Exercise data |
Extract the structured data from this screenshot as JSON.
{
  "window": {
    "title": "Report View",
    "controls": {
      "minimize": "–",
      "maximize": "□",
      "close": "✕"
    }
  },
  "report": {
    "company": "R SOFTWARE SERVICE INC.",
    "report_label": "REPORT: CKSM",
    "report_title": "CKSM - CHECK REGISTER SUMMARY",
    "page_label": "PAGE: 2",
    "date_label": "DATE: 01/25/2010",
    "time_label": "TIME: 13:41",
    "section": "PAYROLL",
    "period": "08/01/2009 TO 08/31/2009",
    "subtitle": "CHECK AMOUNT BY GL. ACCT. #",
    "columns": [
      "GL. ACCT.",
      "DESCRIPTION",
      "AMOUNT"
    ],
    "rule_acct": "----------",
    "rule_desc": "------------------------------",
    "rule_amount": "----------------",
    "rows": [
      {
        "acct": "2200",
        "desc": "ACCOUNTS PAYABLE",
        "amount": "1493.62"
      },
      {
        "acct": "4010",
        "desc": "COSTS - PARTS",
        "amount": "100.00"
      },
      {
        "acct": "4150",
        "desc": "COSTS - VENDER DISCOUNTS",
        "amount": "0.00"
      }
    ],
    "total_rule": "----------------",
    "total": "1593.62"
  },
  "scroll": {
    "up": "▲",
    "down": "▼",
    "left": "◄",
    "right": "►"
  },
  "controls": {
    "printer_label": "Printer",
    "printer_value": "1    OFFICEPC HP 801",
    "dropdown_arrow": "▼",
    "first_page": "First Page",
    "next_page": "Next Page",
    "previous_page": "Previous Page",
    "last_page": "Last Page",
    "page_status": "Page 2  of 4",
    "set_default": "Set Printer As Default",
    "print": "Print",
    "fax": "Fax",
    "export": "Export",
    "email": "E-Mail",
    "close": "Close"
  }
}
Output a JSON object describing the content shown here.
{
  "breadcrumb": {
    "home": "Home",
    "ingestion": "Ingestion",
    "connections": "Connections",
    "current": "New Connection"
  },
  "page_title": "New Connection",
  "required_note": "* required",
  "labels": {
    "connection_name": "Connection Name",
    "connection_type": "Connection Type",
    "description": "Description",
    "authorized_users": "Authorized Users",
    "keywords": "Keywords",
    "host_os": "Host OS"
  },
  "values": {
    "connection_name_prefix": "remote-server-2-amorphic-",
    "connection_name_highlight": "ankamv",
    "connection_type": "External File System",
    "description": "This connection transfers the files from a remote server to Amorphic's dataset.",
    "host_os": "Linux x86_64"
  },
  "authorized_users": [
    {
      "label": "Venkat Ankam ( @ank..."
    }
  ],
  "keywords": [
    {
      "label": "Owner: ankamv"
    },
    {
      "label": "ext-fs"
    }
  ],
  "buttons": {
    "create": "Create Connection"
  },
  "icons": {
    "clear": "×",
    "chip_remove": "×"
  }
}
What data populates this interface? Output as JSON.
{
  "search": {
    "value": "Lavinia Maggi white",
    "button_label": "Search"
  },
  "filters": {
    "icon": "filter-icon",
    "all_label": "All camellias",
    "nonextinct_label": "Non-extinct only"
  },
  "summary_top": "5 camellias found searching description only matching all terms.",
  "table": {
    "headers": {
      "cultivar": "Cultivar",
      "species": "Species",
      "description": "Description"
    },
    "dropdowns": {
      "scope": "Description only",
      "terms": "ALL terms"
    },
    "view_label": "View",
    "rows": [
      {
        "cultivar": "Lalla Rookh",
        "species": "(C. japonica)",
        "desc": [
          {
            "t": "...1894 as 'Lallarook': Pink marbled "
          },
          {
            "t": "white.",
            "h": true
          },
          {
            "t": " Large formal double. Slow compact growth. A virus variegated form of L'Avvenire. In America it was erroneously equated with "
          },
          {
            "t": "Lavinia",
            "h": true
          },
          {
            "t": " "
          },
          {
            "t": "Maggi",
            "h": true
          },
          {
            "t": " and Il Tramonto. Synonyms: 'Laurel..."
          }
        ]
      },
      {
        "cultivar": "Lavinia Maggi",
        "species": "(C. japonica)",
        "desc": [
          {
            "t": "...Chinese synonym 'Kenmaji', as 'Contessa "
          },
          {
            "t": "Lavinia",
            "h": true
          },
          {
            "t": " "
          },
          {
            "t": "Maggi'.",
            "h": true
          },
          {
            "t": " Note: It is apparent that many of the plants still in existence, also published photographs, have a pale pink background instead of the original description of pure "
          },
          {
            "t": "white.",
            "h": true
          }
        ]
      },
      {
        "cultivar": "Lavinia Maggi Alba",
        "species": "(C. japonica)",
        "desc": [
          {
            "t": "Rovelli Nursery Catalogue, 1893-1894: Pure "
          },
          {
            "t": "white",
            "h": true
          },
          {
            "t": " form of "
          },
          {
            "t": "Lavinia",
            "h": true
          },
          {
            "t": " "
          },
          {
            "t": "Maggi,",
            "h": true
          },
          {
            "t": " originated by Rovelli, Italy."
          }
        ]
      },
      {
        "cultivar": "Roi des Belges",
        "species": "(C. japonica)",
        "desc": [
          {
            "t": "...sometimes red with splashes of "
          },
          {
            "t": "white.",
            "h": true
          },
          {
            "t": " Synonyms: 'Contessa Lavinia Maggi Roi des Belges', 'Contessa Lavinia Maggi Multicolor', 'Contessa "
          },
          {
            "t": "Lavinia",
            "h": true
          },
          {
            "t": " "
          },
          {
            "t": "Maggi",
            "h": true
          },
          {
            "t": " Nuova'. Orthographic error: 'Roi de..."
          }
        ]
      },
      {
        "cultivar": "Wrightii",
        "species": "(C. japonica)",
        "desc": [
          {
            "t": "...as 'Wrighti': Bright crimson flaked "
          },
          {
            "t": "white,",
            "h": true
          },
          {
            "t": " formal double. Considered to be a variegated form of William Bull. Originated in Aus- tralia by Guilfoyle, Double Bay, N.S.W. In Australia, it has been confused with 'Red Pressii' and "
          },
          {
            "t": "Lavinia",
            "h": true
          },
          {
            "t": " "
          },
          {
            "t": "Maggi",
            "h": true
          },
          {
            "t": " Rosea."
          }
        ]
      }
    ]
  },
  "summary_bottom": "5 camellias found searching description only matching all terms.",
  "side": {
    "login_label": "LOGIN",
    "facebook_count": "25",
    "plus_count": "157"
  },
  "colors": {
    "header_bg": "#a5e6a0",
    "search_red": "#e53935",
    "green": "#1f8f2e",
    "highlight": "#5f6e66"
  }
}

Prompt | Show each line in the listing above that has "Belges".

Exercise solution |
        "cultivar": "Roi des Belges",
            "t": " Synonyms: 'Contessa Lavinia Maggi Roi des Belges', 'Contessa Lavinia Maggi Multicolor', 'Contessa "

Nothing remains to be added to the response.